→ WHAT YOU WILL DO
Where the word "that" occurs in a line of the data, return the whole line.
### MATERIAL PROVIDED ###
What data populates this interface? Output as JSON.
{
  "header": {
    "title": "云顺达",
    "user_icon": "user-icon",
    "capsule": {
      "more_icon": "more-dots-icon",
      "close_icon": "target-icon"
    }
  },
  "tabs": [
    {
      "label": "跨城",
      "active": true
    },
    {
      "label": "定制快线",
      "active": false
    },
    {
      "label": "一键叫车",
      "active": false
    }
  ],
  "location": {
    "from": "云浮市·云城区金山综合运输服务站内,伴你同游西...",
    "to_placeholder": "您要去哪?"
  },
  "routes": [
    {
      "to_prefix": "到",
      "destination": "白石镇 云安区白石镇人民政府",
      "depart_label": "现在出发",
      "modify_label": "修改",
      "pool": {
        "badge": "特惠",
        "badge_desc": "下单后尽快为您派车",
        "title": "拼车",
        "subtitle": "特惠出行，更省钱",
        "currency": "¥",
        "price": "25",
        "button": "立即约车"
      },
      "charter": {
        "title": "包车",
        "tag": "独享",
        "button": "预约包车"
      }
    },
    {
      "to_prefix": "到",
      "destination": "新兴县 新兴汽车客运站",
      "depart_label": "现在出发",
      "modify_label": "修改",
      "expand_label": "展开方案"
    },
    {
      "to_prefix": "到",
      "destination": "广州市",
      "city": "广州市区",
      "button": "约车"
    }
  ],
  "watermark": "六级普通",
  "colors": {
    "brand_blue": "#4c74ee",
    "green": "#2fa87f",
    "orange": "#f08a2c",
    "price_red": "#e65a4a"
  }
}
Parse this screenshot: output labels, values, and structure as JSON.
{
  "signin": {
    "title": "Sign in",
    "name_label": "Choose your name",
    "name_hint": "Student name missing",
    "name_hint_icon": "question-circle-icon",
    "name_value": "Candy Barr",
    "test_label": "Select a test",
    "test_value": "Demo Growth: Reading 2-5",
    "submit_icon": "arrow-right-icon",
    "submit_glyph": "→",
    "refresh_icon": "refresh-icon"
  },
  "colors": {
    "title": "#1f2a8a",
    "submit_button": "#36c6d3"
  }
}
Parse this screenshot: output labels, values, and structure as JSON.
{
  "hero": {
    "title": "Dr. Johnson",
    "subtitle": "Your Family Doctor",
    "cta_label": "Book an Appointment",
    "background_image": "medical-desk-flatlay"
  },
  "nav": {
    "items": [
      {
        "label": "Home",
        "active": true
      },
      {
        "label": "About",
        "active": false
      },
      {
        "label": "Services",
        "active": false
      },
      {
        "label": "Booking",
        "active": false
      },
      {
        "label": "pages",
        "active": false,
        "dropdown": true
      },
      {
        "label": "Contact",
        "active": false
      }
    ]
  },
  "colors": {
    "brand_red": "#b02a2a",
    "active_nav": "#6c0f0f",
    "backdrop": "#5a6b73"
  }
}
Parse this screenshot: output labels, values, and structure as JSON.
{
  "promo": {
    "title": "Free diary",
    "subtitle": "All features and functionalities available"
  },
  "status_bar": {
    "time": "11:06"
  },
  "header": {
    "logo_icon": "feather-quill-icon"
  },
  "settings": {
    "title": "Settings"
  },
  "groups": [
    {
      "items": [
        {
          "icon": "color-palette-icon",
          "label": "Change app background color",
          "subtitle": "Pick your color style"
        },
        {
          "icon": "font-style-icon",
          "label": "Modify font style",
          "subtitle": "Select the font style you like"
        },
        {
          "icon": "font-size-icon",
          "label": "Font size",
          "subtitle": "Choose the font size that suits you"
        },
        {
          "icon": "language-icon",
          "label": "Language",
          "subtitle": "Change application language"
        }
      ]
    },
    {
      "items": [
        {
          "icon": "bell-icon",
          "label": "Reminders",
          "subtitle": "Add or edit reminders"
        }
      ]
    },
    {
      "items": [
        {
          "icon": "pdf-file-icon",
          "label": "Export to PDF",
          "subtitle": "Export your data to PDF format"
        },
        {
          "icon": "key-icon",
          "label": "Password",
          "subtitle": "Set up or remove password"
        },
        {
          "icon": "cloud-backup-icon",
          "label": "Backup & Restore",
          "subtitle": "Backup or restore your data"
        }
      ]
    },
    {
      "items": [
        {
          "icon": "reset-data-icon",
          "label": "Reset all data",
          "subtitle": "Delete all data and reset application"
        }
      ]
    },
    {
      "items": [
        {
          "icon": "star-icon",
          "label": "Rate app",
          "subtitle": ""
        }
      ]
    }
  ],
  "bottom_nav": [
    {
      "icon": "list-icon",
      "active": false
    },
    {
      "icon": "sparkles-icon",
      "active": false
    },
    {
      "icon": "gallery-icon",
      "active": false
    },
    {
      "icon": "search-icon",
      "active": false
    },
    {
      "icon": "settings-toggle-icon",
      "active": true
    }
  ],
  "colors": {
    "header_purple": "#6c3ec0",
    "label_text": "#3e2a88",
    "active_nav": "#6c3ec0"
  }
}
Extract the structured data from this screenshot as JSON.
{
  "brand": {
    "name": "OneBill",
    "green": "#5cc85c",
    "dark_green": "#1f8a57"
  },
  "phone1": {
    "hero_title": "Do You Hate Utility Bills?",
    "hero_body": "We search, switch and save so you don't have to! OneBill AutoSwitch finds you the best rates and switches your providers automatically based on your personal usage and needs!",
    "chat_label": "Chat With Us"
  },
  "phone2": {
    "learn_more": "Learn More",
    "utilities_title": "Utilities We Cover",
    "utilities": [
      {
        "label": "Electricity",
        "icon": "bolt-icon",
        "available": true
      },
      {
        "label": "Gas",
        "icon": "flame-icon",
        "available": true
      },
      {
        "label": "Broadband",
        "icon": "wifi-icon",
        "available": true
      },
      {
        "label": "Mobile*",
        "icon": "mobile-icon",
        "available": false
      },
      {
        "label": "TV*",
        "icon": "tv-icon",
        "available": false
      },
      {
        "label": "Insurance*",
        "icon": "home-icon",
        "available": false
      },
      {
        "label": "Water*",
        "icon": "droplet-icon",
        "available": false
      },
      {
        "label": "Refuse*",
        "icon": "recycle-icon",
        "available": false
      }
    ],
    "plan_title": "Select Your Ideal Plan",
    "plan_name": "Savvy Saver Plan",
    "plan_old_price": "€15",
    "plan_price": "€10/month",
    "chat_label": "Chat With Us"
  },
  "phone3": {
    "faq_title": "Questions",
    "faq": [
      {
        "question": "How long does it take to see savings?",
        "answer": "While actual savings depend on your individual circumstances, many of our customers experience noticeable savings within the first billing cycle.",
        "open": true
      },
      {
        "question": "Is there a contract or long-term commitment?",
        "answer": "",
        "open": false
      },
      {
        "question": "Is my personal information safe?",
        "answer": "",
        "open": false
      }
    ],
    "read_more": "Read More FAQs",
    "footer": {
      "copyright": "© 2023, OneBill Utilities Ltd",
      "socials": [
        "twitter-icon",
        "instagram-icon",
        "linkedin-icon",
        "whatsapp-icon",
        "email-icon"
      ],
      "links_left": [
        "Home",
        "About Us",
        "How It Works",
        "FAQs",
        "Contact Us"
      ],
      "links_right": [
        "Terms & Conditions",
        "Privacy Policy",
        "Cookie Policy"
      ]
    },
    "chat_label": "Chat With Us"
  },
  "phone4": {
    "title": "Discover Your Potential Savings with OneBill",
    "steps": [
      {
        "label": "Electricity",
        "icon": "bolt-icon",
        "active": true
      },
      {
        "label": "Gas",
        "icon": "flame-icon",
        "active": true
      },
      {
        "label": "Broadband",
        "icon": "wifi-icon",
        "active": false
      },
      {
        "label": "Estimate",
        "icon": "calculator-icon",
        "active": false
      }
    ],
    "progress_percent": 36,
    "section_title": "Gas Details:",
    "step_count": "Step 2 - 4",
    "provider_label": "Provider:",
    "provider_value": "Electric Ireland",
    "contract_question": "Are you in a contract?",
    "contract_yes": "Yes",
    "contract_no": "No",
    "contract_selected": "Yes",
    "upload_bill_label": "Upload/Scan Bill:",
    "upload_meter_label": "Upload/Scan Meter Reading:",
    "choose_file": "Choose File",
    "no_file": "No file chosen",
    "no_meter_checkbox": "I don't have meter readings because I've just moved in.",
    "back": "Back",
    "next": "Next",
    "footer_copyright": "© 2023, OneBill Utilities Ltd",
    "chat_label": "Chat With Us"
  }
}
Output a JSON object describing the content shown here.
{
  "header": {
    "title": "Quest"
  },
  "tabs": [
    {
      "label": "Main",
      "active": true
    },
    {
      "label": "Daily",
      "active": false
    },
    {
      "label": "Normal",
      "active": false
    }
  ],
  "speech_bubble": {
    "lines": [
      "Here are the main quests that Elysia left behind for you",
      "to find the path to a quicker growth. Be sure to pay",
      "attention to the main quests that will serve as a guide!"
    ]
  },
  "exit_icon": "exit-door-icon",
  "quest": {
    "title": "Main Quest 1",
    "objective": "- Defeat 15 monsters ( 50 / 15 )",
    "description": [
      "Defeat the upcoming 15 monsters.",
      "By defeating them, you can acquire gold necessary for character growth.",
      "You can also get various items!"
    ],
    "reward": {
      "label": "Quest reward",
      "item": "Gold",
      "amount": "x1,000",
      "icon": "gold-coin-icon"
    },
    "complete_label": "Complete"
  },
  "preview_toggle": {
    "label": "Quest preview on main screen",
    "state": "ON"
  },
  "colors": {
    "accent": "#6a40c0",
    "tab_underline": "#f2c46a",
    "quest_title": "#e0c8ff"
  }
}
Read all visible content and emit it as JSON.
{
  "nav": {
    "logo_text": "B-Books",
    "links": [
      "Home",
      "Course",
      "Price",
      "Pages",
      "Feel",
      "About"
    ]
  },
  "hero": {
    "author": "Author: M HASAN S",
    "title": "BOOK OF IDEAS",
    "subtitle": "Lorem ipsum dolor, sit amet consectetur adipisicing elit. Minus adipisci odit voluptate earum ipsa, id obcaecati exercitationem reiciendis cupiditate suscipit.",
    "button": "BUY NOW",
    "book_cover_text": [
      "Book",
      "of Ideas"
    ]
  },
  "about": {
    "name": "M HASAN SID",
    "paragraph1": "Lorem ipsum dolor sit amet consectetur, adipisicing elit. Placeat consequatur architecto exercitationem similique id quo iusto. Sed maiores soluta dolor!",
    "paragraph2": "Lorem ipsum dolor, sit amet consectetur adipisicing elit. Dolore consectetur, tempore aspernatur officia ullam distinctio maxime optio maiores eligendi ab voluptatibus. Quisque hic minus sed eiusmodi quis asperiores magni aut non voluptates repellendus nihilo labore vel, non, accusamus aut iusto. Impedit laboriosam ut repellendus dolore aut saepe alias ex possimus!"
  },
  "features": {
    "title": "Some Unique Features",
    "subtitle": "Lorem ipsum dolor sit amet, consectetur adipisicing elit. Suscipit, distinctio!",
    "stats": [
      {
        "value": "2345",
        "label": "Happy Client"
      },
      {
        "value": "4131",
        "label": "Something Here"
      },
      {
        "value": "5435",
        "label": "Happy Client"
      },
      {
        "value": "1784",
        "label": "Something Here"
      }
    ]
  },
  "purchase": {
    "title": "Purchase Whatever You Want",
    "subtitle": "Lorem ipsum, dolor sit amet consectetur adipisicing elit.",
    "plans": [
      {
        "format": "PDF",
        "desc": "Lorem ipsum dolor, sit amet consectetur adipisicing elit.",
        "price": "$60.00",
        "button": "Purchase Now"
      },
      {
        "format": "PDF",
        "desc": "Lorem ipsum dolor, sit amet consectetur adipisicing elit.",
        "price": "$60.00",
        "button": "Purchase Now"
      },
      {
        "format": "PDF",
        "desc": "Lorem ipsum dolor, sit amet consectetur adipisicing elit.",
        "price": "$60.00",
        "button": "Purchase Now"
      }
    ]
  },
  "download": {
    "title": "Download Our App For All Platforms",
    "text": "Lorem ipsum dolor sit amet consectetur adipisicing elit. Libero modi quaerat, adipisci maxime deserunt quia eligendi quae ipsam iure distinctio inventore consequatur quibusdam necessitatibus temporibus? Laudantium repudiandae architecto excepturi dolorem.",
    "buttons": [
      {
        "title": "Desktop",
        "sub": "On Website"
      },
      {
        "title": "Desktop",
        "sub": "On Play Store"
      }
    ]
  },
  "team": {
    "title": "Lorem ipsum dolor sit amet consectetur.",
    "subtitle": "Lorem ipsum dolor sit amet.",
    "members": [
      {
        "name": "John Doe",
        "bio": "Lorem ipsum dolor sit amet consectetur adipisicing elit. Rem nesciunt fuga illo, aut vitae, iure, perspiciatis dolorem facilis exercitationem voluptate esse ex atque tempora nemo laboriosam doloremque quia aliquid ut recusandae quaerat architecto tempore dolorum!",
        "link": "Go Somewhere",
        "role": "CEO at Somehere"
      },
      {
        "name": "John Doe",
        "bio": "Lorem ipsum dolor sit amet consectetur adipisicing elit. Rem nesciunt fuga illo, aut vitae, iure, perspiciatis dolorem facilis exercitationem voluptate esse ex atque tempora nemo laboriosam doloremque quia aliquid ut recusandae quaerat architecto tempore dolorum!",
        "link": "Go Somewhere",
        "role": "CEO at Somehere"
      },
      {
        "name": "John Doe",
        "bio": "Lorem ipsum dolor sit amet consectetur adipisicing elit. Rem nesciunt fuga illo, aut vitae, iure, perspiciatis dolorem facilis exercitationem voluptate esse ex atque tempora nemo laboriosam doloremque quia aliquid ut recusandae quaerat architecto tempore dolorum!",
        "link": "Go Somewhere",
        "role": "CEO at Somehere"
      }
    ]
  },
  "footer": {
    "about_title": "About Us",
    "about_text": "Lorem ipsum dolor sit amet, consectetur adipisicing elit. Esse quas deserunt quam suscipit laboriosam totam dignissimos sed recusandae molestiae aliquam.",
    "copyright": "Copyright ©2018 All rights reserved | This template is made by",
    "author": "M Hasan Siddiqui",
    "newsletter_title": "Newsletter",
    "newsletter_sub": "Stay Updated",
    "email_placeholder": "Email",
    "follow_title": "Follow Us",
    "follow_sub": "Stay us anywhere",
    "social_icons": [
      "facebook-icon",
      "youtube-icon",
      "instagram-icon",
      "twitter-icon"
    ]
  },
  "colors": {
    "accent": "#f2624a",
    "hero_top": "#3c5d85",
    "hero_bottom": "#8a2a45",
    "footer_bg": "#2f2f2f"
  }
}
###
→ RESULT
          "subtitle": "Choose the font size that suits you"
      "Here are the main quests that Elysia left behind for you",
      "attention to the main quests that will serve as a guide!"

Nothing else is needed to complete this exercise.